Industry sites: these can include financial or technology analyst websites, trade show and event sites, and trade association sites.
Each type of site requires its own strategy and offers its own unique value, but in general, a presence on these types of websites provides three unique benefits:
Gets more brand exposure in the market, increasing brand awareness and credibility.
Provides referral visits to your website.
Creates backlinks (at least in the case of do-follow sites) that help your website rank more highly in the search engines.
Of course, what your prospective buyers find is just as important as where they find you. Social media sites provide the opportunity to demonstrate expertise in your field and engage with peers, influencers and potential customers.
News sites offer the opportunity to share customer success stories, what’s new with your product or service, even what actions your organization is taking to move your industry forward.
Industry sites showcase your firm’s involvement in leadership in your field, and facilitate connections.

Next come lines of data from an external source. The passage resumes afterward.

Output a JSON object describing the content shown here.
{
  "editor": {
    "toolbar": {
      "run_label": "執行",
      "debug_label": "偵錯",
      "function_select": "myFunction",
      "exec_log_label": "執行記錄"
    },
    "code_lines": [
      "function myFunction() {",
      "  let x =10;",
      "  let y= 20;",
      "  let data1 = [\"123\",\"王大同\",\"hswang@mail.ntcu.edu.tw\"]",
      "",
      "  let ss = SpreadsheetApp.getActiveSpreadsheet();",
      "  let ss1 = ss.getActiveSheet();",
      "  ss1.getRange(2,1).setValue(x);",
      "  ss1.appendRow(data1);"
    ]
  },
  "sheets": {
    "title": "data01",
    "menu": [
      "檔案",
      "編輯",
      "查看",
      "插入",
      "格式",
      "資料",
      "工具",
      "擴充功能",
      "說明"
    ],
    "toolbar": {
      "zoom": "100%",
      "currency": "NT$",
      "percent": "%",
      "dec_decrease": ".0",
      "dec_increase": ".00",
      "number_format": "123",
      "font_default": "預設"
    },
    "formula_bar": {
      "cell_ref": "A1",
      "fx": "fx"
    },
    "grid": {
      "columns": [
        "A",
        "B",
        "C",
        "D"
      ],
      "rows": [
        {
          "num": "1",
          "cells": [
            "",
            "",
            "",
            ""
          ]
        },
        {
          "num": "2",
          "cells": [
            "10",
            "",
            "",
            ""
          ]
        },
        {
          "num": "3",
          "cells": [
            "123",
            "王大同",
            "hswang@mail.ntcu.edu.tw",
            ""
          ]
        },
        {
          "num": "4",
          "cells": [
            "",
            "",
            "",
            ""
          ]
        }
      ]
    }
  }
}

Capitalizing on the unique strengths and benefits of these different types of sites requires strategic and tactical planning, supported by multi-channel marketing metrics that enable data-driven decision making about tactical efforts and resource allocations. It’s work, but well worthwhile. The more places that prospective buyers find you, along with content relevant to the problems they are trying to solve or the benefits they are seeking, the greater the number of opportunities for your organization to win the business.